◆ EXERCISE AIM ◆
Pictures are not part of the copy. Reproduce all the records exactly.

### INPUT MATERIAL ###

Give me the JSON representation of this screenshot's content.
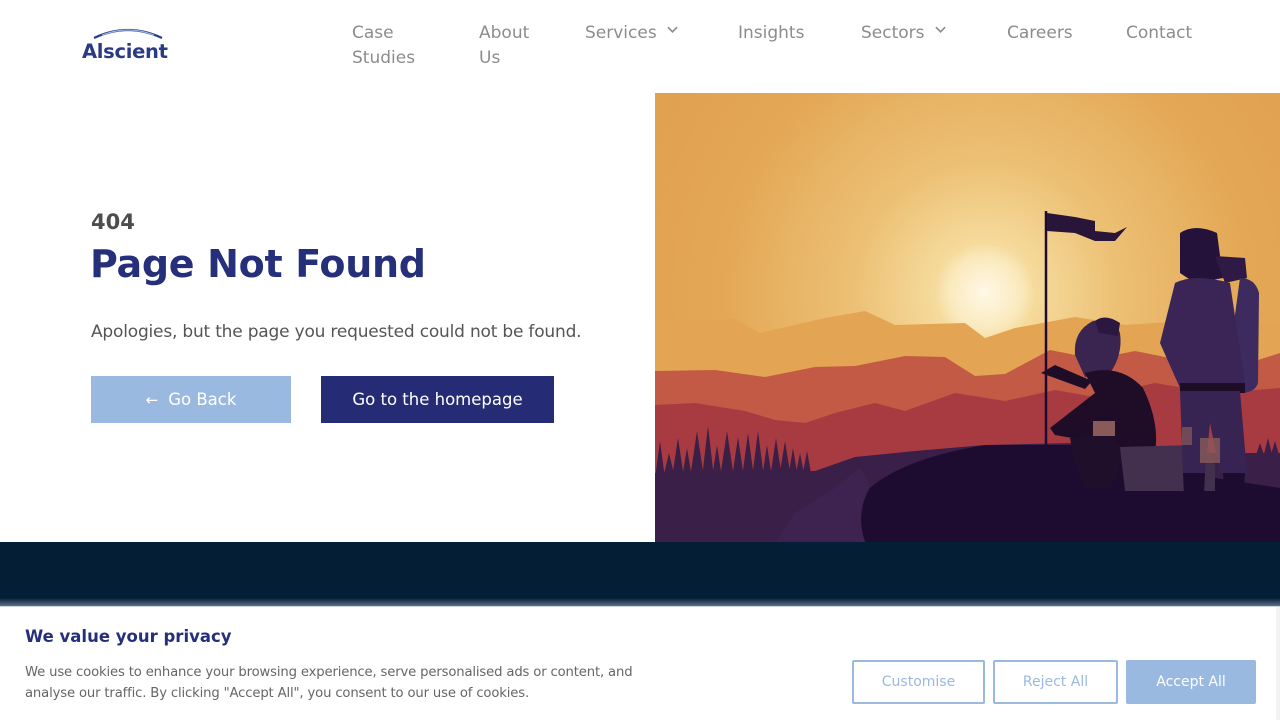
{
  "brand": {
    "name": "Alscient",
    "primary_color": "#252c75",
    "accent_color": "#9ab9e1",
    "footer_color": "#041e35"
  },
  "nav": {
    "items": [
      {
        "line1": "Case",
        "line2": "Studies",
        "has_dropdown": false
      },
      {
        "line1": "About",
        "line2": "Us",
        "has_dropdown": false
      },
      {
        "line1": "Services",
        "line2": "",
        "has_dropdown": true
      },
      {
        "line1": "Insights",
        "line2": "",
        "has_dropdown": false
      },
      {
        "line1": "Sectors",
        "line2": "",
        "has_dropdown": true
      },
      {
        "line1": "Careers",
        "line2": "",
        "has_dropdown": false
      },
      {
        "line1": "Contact",
        "line2": "",
        "has_dropdown": false
      }
    ]
  },
  "error": {
    "code": "404",
    "title": "Page Not Found",
    "message": "Apologies, but the page you requested could not be found.",
    "back_icon": "arrow-left-icon",
    "back_label": "Go Back",
    "home_label": "Go to the homepage"
  },
  "illustration": {
    "description": "Two hikers at sunset on a mountain top, one seated holding a flag, one standing with a backpack"
  },
  "cookie_banner": {
    "title": "We value your privacy",
    "text": "We use cookies to enhance your browsing experience, serve personalised ads or content, and analyse our traffic. By clicking \"Accept All\", you consent to our use of cookies.",
    "customise_label": "Customise",
    "reject_label": "Reject All",
    "accept_label": "Accept All"
  }
}
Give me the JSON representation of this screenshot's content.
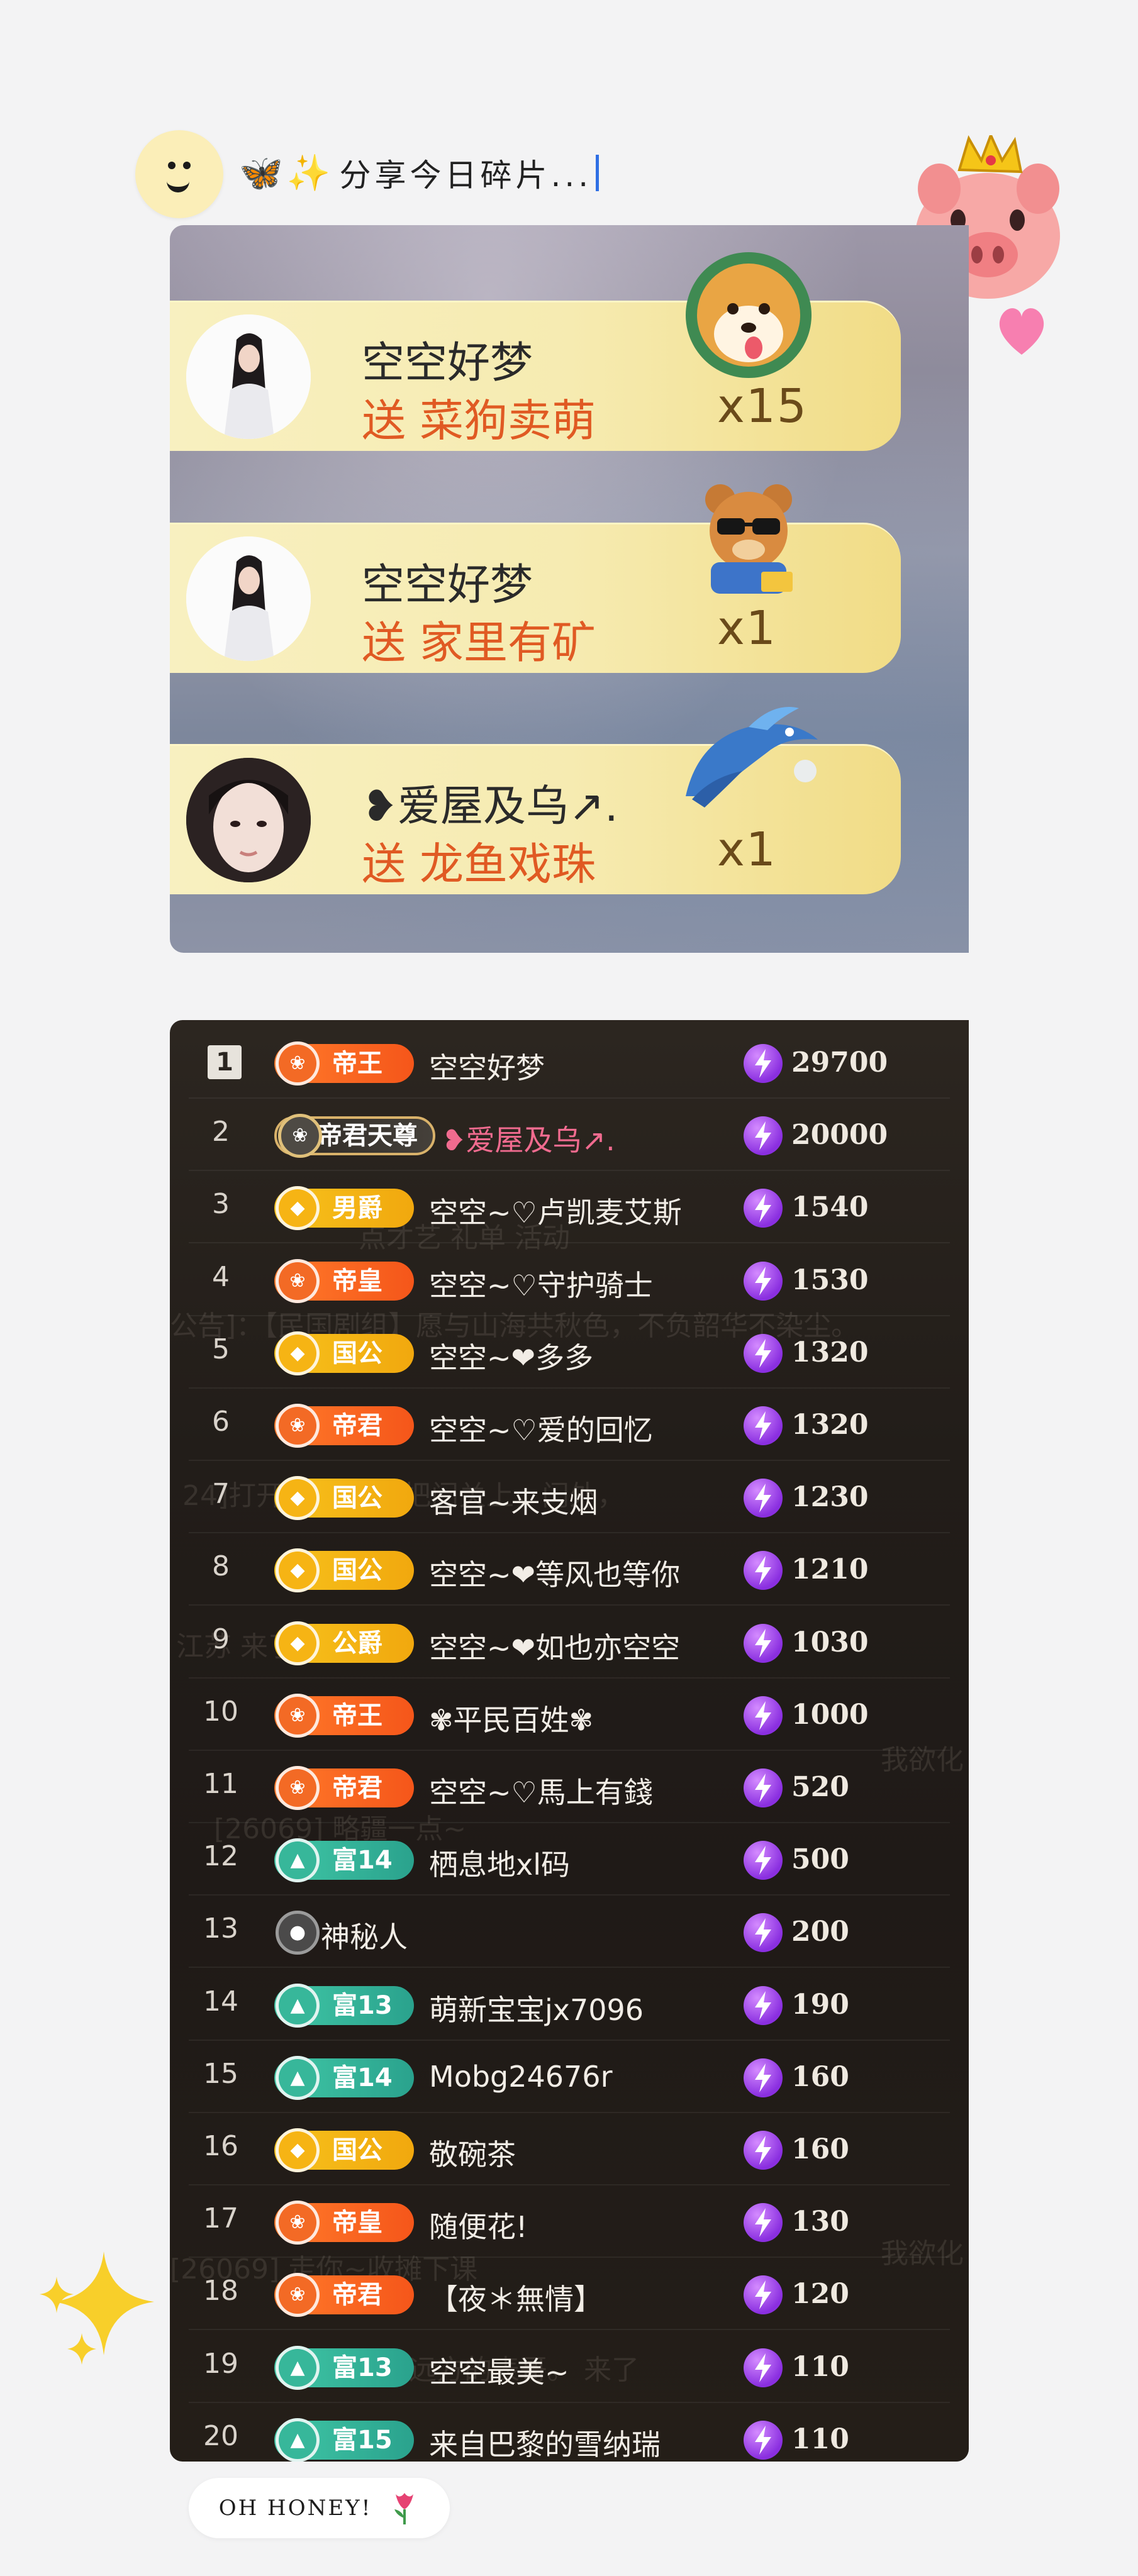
{
  "header": {
    "caption_text": "分享今日碎片...",
    "caption_emoji": "🦋✨"
  },
  "gift_panel": {
    "send_word": "送",
    "rows": [
      {
        "sender": "空空好梦",
        "gift": "菜狗卖萌",
        "count": "x15"
      },
      {
        "sender": "空空好梦",
        "gift": "家里有矿",
        "count": "x1"
      },
      {
        "sender": "❥爱屋及乌↗.",
        "gift": "龙鱼戏珠",
        "count": "x1"
      }
    ]
  },
  "leaderboard": {
    "ghost_text": {
      "tabs": "点才艺    礼单    活动",
      "notice": "公告]：【民国剧组】愿与山海共秋色，不负韶华不染尘。",
      "l1": "24]打开    来啦？快把门关上，门外，",
      "l2": "江苏    来了",
      "l3": "我欲化",
      "l4": "[26069]    略疆一点~",
      "l5": "我欲化",
      "l6": "[26069]    走你~收摊下课",
      "l7": "远方的表哥。 来了"
    },
    "rows": [
      {
        "rank": "1",
        "badge": "帝王",
        "style": "orange",
        "name": "空空好梦",
        "score": "29700"
      },
      {
        "rank": "2",
        "badge": "帝君天尊",
        "style": "dark",
        "name": "❥爱屋及乌↗.",
        "score": "20000"
      },
      {
        "rank": "3",
        "badge": "男爵",
        "style": "yellow",
        "name": "空空~♡卢凯麦艾斯",
        "score": "1540"
      },
      {
        "rank": "4",
        "badge": "帝皇",
        "style": "orange",
        "name": "空空~♡守护骑士",
        "score": "1530"
      },
      {
        "rank": "5",
        "badge": "国公",
        "style": "yellow",
        "name": "空空~❤多多",
        "score": "1320"
      },
      {
        "rank": "6",
        "badge": "帝君",
        "style": "orange",
        "name": "空空~♡爱的回忆",
        "score": "1320"
      },
      {
        "rank": "7",
        "badge": "国公",
        "style": "yellow",
        "name": "客官~来支烟",
        "score": "1230"
      },
      {
        "rank": "8",
        "badge": "国公",
        "style": "yellow",
        "name": "空空~❤等风也等你",
        "score": "1210"
      },
      {
        "rank": "9",
        "badge": "公爵",
        "style": "yellow",
        "name": "空空~❤如也亦空空",
        "score": "1030"
      },
      {
        "rank": "10",
        "badge": "帝王",
        "style": "orange",
        "name": "✾平民百姓✾",
        "score": "1000"
      },
      {
        "rank": "11",
        "badge": "帝君",
        "style": "orange",
        "name": "空空~♡馬上有錢",
        "score": "520"
      },
      {
        "rank": "12",
        "badge": "富14",
        "style": "teal",
        "name": "栖息地xl码",
        "score": "500"
      },
      {
        "rank": "13",
        "badge": "",
        "style": "purple",
        "name": "神秘人",
        "score": "200"
      },
      {
        "rank": "14",
        "badge": "富13",
        "style": "teal",
        "name": "萌新宝宝jx7096",
        "score": "190"
      },
      {
        "rank": "15",
        "badge": "富14",
        "style": "teal",
        "name": "Mobg24676r",
        "score": "160"
      },
      {
        "rank": "16",
        "badge": "国公",
        "style": "yellow",
        "name": "敬碗茶",
        "score": "160"
      },
      {
        "rank": "17",
        "badge": "帝皇",
        "style": "orange",
        "name": "随便花!",
        "score": "130"
      },
      {
        "rank": "18",
        "badge": "帝君",
        "style": "orange",
        "name": "【夜＊無情】",
        "score": "120"
      },
      {
        "rank": "19",
        "badge": "富13",
        "style": "teal",
        "name": "空空最美~",
        "score": "110"
      },
      {
        "rank": "20",
        "badge": "富15",
        "style": "teal",
        "name": "来自巴黎的雪纳瑞",
        "score": "110"
      }
    ]
  },
  "footer": {
    "honey_label": "OH HONEY!"
  },
  "colors": {
    "background": "#f3f3f4",
    "gift_row": "#f6ebb1",
    "gift_name": "#e05a23",
    "board_bg": "#221d19",
    "badge_orange": "#f5561a",
    "badge_yellow": "#f1a80e",
    "badge_teal": "#2aa28d",
    "bolt_purple": "#8a2fe0"
  }
}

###

◆ SOLUTION FOR THIS PROBLEM ◆
Give me the JSON representation of this screenshot's content.
{
  "brand": {
    "name": "Alscient",
    "primary_color": "#252c75",
    "accent_color": "#9ab9e1",
    "footer_color": "#041e35"
  },
  "nav": {
    "items": [
      {
        "line1": "Case",
        "line2": "Studies",
        "has_dropdown": false
      },
      {
        "line1": "About",
        "line2": "Us",
        "has_dropdown": false
      },
      {
        "line1": "Services",
        "line2": "",
        "has_dropdown": true
      },
      {
        "line1": "Insights",
        "line2": "",
        "has_dropdown": false
      },
      {
        "line1": "Sectors",
        "line2": "",
        "has_dropdown": true
      },
      {
        "line1": "Careers",
        "line2": "",
        "has_dropdown": false
      },
      {
        "line1": "Contact",
        "line2": "",
        "has_dropdown": false
      }
    ]
  },
  "error": {
    "code": "404",
    "title": "Page Not Found",
    "message": "Apologies, but the page you requested could not be found.",
    "back_icon": "arrow-left-icon",
    "back_label": "Go Back",
    "home_label": "Go to the homepage"
  },
  "illustration": {
    "description": "Two hikers at sunset on a mountain top, one seated holding a flag, one standing with a backpack"
  },
  "cookie_banner": {
    "title": "We value your privacy",
    "text": "We use cookies to enhance your browsing experience, serve personalised ads or content, and analyse our traffic. By clicking \"Accept All\", you consent to our use of cookies.",
    "customise_label": "Customise",
    "reject_label": "Reject All",
    "accept_label": "Accept All"
  }
}
Give me the JSON representation of this screenshot's content.
{
  "header": {
    "caption_text": "分享今日碎片...",
    "caption_emoji": "🦋✨"
  },
  "gift_panel": {
    "send_word": "送",
    "rows": [
      {
        "sender": "空空好梦",
        "gift": "菜狗卖萌",
        "count": "x15"
      },
      {
        "sender": "空空好梦",
        "gift": "家里有矿",
        "count": "x1"
      },
      {
        "sender": "❥爱屋及乌↗.",
        "gift": "龙鱼戏珠",
        "count": "x1"
      }
    ]
  },
  "leaderboard": {
    "ghost_text": {
      "tabs": "点才艺    礼单    活动",
      "notice": "公告]：【民国剧组】愿与山海共秋色，不负韶华不染尘。",
      "l1": "24]打开    来啦？快把门关上，门外，",
      "l2": "江苏    来了",
      "l3": "我欲化",
      "l4": "[26069]    略疆一点~",
      "l5": "我欲化",
      "l6": "[26069]    走你~收摊下课",
      "l7": "远方的表哥。 来了"
    },
    "rows": [
      {
        "rank": "1",
        "badge": "帝王",
        "style": "orange",
        "name": "空空好梦",
        "score": "29700"
      },
      {
        "rank": "2",
        "badge": "帝君天尊",
        "style": "dark",
        "name": "❥爱屋及乌↗.",
        "score": "20000"
      },
      {
        "rank": "3",
        "badge": "男爵",
        "style": "yellow",
        "name": "空空~♡卢凯麦艾斯",
        "score": "1540"
      },
      {
        "rank": "4",
        "badge": "帝皇",
        "style": "orange",
        "name": "空空~♡守护骑士",
        "score": "1530"
      },
      {
        "rank": "5",
        "badge": "国公",
        "style": "yellow",
        "name": "空空~❤多多",
        "score": "1320"
      },
      {
        "rank": "6",
        "badge": "帝君",
        "style": "orange",
        "name": "空空~♡爱的回忆",
        "score": "1320"
      },
      {
        "rank": "7",
        "badge": "国公",
        "style": "yellow",
        "name": "客官~来支烟",
        "score": "1230"
      },
      {
        "rank": "8",
        "badge": "国公",
        "style": "yellow",
        "name": "空空~❤等风也等你",
        "score": "1210"
      },
      {
        "rank": "9",
        "badge": "公爵",
        "style": "yellow",
        "name": "空空~❤如也亦空空",
        "score": "1030"
      },
      {
        "rank": "10",
        "badge": "帝王",
        "style": "orange",
        "name": "✾平民百姓✾",
        "score": "1000"
      },
      {
        "rank": "11",
        "badge": "帝君",
        "style": "orange",
        "name": "空空~♡馬上有錢",
        "score": "520"
      },
      {
        "rank": "12",
        "badge": "富14",
        "style": "teal",
        "name": "栖息地xl码",
        "score": "500"
      },
      {
        "rank": "13",
        "badge": "",
        "style": "purple",
        "name": "神秘人",
        "score": "200"
      },
      {
        "rank": "14",
        "badge": "富13",
        "style": "teal",
        "name": "萌新宝宝jx7096",
        "score": "190"
      },
      {
        "rank": "15",
        "badge": "富14",
        "style": "teal",
        "name": "Mobg24676r",
        "score": "160"
      },
      {
        "rank": "16",
        "badge": "国公",
        "style": "yellow",
        "name": "敬碗茶",
        "score": "160"
      },
      {
        "rank": "17",
        "badge": "帝皇",
        "style": "orange",
        "name": "随便花!",
        "score": "130"
      },
      {
        "rank": "18",
        "badge": "帝君",
        "style": "orange",
        "name": "【夜＊無情】",
        "score": "120"
      },
      {
        "rank": "19",
        "badge": "富13",
        "style": "teal",
        "name": "空空最美~",
        "score": "110"
      },
      {
        "rank": "20",
        "badge": "富15",
        "style": "teal",
        "name": "来自巴黎的雪纳瑞",
        "score": "110"
      }
    ]
  },
  "footer": {
    "honey_label": "OH HONEY!"
  },
  "colors": {
    "background": "#f3f3f4",
    "gift_row": "#f6ebb1",
    "gift_name": "#e05a23",
    "board_bg": "#221d19",
    "badge_orange": "#f5561a",
    "badge_yellow": "#f1a80e",
    "badge_teal": "#2aa28d",
    "bolt_purple": "#8a2fe0"
  }
}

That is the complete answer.